It is 4.25 pm. Shoppers are in transit in and out of Tuskys Tom Mboya Street in Nairobi. The hustle and bustle along the entrance is barely a representation of the crowded corridors and the river long queues that are inside the supermarket. "This is our peak time, the place is usually packed around this time but nothing like this," says Edwin Wamitila, a customer care representative at the supermarket. "This period of the year is seeing us smiling all the way to the bank," he adds.
In the heat of the Monday elections, urban dwellers are going beyond their way to make hay while the sun is still shining. A cautious approach towards personal planning needs to be in place to mitigate any risks, the shoppers say. The 2007/2008 post election violence claimed 1,300 lives and displaced more than 300,000 people.
Kenyans are preparing for any eventuality. Panic buying is 'the act of people buying unusually large amounts of a product in anticipation of, or after a disaster, or perceived disaster, or in anticipation of a large price increase or shortage.' A good number of Kenyans are buying goods in large amounts to counteract a potential shortage, as well as an act of safety.
Following the run out of supplies during the PEV period, Siema, a manager at a local organisation, said he is buying the basic commodities in time, to avoid the long queues this coming weekend or shortage as he experienced in the past election.
Njeri, 29, recalls how she and her family had nothing to eat, except sweet potatoes and cassava that she had earlier received from her mother in the village shortly before hell broke loose in 2008. "There was nothing else to eat, not even a packet of unga and when we found some, the prices had been quadrupled," adds Njeri.

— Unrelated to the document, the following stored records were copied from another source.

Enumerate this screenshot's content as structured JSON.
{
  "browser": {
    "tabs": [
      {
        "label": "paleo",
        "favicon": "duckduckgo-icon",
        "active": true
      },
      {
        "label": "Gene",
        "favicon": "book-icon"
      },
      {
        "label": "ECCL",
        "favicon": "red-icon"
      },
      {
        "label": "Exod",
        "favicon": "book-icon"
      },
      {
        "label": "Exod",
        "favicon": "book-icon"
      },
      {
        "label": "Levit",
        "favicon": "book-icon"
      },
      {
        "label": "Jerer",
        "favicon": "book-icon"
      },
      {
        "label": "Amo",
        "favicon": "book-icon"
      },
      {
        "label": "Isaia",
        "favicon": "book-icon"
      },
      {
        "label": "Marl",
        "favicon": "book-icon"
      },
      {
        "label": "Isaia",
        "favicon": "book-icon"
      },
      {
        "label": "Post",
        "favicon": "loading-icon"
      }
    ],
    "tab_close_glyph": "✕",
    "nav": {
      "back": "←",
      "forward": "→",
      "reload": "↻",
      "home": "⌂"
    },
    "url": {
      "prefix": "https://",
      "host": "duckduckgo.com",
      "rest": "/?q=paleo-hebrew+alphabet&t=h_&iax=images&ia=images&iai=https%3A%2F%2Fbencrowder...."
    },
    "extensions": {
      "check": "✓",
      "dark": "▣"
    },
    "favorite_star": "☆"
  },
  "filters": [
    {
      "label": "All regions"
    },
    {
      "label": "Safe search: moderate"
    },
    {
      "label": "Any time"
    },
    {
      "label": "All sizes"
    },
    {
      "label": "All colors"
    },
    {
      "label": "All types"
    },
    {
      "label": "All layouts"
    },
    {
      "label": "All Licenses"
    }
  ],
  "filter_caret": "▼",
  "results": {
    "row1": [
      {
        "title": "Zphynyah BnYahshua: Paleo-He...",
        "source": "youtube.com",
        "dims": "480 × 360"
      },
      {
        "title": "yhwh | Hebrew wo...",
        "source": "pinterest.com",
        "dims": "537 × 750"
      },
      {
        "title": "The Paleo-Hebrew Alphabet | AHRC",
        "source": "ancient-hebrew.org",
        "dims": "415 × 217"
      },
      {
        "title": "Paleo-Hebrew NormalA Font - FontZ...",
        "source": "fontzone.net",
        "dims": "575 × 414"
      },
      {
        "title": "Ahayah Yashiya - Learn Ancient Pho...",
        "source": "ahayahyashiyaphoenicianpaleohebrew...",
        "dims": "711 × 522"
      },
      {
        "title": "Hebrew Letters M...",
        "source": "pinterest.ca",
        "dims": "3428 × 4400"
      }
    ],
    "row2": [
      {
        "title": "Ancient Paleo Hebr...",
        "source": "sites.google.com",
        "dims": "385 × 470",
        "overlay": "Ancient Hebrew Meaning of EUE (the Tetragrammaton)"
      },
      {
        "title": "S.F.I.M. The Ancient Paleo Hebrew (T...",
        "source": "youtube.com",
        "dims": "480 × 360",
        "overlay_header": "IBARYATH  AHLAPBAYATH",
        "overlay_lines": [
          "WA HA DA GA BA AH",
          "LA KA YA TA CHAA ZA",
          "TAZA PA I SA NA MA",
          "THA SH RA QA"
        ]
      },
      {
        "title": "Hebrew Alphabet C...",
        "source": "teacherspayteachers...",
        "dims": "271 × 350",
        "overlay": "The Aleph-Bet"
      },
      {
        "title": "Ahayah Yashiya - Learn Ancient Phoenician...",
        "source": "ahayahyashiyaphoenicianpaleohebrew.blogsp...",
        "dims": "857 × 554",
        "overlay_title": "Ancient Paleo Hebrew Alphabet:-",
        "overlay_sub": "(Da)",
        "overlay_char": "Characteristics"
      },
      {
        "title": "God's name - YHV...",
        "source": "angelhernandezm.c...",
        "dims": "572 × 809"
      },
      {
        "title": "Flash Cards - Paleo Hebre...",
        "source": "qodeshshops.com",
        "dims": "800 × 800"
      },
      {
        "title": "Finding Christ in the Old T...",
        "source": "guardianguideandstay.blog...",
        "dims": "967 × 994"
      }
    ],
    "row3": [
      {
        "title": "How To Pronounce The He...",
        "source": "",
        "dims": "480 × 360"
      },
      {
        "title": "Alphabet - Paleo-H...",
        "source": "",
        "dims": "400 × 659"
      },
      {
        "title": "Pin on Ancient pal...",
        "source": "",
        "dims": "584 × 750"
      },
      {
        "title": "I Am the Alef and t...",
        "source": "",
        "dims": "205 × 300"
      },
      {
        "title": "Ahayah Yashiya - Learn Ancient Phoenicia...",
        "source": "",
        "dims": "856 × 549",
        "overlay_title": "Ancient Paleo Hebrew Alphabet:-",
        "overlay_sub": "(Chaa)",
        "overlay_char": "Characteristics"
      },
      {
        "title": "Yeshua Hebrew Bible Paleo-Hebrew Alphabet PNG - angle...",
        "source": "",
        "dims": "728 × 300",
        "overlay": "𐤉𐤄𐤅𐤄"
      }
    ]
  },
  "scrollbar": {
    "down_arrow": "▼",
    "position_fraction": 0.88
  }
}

Njeri, residing in Eldoret at that time, is among many that were severely affected by the shutdowns that surrounded that period. The head of stocks at the Nakumatt Thika Highway said since its recent launch, the number of customers is high. He says the numbers have doubled from last week. "We have tripled the stocks since the demand is much higher including this offer period, especially on essential goods such as sugar, maize floor, rice, cooking oil and toiletries," he says.
Boniface Mwangi, a cashier at Naivas supermarket on Ronald Ngala Street in Nairobi, acknowledges the queues have gotten longer, and that he has to serve 450 customers during his shift compared to the 250-300 during other days.
However, for some, it is business as usual. Rural dwellers like Wanjogu, a poultry farmer residing in Kiambu, is unmoved by the fear of violence affecting businesses. He argues that food is in adamant supply in the farms and shops rarely close. Others like Kanini, a vegetable vendor at Roysambu, are optimistic of the coming elections. Hence, she will not engage in panic buying.
The public call for peace by the leading presidential candidates has assured people that there will be no violence. The recent sharing and shaking of hands by the presidential candidates during the presidential debates and the national repentance held at Uhuru Park in Nairobi, led by Prophet David Awuor, has emphasised the need for peace. This call has been embraced by a majority of people though others are still skeptical and choose to play it safe.
According to Edward Owino, a marketing research lecturer and an emergency planner, people ought to maintain a stock list of vital goods at all times. This is intended to moderate excessive or last minute purchases, which may put a strain on supply in times of shortages or can result in a sudden increase in the cost of goods.